◆ Records provided:

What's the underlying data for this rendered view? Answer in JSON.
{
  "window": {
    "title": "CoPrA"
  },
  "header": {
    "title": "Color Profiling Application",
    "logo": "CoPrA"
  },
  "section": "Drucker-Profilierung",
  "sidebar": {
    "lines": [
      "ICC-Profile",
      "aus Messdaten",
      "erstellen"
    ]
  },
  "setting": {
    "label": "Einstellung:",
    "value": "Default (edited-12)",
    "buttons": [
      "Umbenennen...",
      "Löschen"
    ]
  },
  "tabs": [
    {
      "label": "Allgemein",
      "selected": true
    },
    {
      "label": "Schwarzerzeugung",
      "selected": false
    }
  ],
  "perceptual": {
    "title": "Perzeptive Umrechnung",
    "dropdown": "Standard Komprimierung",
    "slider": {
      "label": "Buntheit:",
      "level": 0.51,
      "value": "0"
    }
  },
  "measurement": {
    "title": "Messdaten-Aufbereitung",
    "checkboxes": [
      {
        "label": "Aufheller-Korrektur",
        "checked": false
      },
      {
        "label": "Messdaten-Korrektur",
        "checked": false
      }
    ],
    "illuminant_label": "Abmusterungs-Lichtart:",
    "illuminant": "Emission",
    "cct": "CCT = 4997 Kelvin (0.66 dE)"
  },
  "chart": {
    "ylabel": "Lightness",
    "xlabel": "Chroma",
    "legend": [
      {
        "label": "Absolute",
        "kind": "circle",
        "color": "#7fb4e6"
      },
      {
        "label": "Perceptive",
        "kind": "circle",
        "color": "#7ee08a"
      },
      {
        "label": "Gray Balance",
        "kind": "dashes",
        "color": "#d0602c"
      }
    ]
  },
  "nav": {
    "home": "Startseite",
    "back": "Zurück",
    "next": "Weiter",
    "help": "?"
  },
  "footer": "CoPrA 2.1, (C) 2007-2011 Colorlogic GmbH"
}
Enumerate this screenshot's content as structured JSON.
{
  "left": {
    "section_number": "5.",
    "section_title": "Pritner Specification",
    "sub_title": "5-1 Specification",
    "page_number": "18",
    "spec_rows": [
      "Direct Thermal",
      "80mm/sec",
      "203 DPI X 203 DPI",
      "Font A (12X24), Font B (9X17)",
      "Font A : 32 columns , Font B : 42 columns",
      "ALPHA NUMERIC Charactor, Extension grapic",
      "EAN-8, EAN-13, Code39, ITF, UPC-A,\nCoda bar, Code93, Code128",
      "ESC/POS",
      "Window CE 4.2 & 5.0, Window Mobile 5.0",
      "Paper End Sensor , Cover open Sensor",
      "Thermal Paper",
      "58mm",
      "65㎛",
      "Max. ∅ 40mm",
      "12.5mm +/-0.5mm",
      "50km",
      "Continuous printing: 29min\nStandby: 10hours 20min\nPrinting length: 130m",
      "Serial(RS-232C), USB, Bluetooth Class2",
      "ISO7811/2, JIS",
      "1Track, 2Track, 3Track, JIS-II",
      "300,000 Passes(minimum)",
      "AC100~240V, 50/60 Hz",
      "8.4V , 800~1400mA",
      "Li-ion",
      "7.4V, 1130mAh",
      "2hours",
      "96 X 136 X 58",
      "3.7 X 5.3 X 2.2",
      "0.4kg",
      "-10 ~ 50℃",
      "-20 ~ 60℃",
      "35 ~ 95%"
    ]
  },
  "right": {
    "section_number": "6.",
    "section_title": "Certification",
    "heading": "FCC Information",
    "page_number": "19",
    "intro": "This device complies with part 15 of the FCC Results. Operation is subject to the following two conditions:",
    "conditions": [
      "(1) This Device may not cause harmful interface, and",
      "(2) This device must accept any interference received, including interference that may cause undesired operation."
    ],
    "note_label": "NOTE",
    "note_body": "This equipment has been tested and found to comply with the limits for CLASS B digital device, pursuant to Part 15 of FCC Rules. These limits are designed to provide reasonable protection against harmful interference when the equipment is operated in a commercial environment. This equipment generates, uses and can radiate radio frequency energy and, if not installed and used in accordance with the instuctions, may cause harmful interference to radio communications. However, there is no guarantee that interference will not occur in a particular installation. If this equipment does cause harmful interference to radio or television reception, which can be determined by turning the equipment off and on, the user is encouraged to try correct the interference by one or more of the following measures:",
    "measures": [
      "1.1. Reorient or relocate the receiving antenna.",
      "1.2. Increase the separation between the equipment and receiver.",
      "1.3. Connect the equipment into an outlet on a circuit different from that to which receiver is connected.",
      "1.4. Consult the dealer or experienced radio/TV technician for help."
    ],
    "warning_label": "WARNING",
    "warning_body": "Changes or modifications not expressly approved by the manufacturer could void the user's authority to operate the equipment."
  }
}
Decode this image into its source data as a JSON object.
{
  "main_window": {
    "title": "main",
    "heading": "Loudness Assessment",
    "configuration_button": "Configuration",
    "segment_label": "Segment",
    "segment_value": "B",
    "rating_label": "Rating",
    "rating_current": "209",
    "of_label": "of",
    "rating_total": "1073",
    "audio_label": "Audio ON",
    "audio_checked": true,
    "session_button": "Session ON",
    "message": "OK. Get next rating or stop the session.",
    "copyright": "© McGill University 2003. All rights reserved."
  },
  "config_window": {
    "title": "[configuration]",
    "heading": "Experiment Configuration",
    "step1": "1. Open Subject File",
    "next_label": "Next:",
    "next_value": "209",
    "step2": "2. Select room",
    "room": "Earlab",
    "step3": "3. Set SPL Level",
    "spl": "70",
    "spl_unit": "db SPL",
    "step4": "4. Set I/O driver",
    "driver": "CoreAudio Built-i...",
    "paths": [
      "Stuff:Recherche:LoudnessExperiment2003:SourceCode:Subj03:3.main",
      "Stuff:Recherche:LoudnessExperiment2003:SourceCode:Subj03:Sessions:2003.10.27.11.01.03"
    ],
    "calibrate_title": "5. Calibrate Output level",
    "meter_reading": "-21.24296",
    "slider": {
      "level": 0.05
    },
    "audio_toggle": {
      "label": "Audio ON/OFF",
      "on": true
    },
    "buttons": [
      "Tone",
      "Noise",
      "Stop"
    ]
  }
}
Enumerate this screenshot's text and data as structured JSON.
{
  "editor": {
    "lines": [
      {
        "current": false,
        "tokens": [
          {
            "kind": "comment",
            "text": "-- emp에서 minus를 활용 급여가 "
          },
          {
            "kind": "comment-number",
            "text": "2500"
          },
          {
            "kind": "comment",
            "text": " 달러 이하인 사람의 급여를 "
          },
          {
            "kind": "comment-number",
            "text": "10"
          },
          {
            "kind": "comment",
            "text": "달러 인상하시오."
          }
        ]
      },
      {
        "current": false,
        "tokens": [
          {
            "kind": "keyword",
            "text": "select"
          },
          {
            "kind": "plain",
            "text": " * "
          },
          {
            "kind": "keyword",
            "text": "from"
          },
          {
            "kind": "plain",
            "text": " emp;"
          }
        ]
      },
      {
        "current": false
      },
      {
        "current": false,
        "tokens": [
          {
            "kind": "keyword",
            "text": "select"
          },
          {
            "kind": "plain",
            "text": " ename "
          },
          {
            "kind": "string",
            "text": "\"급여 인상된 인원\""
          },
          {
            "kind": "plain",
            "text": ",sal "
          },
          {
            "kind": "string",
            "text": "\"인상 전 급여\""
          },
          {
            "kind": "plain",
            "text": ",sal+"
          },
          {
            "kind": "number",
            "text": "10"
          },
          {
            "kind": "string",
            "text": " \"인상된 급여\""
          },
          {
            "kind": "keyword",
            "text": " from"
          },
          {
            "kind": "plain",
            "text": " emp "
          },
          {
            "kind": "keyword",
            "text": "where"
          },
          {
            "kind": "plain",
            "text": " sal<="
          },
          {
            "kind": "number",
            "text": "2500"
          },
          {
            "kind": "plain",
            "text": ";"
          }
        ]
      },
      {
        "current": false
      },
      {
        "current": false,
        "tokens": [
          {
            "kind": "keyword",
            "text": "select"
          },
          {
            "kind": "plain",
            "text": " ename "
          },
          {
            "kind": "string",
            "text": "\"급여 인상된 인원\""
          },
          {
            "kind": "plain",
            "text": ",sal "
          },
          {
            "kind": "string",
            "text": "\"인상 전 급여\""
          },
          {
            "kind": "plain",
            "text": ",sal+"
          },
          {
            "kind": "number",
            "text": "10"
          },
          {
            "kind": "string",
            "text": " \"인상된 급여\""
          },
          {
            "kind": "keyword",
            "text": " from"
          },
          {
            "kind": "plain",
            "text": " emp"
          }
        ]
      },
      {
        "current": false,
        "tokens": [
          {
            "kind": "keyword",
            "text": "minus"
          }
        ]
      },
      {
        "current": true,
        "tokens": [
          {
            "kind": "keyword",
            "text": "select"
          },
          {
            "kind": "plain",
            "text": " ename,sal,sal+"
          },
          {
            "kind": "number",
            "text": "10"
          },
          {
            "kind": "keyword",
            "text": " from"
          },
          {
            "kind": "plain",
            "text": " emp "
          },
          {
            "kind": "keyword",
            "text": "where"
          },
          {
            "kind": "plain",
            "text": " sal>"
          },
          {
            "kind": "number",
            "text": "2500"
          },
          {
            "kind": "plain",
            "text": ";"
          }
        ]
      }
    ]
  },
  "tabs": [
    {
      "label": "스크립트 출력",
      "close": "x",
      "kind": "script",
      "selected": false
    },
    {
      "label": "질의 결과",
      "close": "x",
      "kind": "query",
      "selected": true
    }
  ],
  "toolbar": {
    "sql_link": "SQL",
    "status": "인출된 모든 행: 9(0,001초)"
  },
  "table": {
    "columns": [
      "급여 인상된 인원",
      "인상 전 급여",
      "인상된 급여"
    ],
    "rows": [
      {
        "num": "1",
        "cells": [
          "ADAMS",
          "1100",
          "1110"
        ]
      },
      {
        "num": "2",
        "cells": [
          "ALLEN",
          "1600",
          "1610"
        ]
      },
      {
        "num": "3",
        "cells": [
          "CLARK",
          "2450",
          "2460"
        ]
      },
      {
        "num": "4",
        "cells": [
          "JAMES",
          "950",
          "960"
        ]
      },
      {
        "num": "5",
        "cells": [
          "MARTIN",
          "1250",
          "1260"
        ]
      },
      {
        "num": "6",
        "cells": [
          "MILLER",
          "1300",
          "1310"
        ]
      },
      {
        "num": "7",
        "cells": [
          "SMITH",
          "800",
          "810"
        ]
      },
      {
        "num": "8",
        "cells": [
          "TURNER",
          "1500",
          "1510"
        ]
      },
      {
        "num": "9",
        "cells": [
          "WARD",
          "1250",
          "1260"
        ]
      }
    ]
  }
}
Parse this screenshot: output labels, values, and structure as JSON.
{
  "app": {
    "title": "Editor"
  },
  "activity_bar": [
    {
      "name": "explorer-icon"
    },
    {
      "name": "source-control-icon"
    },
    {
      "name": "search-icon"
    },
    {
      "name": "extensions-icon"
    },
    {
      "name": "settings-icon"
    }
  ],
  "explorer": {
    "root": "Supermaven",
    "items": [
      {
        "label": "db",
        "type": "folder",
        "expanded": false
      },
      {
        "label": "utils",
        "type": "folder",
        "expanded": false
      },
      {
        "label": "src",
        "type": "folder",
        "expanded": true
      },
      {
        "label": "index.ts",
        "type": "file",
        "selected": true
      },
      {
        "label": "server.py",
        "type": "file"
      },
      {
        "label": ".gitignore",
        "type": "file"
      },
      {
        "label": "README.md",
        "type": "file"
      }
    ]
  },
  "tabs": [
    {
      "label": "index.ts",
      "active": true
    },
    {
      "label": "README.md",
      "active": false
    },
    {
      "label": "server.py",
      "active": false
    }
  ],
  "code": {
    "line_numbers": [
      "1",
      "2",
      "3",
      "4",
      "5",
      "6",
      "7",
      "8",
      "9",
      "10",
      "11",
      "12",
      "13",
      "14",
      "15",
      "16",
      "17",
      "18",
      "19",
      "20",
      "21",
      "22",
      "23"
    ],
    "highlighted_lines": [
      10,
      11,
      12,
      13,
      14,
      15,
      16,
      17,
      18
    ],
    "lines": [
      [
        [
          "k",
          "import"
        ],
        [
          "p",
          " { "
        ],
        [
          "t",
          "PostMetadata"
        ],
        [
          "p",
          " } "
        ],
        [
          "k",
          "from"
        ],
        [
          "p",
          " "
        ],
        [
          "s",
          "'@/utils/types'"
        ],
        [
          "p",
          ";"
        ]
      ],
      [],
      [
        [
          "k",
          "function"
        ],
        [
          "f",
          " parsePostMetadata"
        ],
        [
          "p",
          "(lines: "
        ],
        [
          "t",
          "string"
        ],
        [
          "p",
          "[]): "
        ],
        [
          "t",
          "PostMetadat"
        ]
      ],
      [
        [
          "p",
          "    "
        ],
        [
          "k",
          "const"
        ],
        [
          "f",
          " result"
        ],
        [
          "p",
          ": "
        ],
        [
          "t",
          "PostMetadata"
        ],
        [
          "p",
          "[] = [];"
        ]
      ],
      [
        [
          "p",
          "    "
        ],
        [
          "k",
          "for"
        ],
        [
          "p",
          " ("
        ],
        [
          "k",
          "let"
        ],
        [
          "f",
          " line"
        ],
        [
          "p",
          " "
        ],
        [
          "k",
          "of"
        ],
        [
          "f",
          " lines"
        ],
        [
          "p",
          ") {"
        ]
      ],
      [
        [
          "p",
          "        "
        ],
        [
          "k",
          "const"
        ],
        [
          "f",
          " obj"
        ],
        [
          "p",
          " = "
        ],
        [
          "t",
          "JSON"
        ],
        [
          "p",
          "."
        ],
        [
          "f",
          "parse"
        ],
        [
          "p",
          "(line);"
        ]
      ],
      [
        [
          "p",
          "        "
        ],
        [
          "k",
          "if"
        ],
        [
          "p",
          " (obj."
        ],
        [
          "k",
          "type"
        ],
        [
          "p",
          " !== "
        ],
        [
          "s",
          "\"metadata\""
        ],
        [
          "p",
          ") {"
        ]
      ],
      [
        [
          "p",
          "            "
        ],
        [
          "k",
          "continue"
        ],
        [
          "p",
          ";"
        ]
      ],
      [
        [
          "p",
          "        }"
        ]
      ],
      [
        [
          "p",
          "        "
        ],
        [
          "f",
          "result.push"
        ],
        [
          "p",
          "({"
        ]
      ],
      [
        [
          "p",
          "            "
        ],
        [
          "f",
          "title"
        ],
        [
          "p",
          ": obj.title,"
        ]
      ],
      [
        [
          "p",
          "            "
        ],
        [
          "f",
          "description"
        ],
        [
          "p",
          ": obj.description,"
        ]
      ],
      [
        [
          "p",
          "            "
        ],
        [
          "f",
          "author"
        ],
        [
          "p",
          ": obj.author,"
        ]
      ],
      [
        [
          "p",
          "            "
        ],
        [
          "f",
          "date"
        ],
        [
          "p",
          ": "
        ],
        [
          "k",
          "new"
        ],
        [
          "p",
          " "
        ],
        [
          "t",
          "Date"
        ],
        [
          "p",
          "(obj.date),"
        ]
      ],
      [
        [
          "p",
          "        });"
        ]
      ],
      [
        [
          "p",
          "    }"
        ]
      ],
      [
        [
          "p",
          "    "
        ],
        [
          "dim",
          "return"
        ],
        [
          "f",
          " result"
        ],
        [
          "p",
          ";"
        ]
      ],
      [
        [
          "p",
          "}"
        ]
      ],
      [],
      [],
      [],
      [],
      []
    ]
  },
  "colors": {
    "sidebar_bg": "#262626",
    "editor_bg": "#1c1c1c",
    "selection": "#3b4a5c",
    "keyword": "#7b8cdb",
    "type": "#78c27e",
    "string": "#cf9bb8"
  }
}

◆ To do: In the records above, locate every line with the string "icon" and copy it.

◆ Output:
      "name": "explorer-icon"
      "name": "source-control-icon"
      "name": "search-icon"
      "name": "extensions-icon"
      "name": "settings-icon"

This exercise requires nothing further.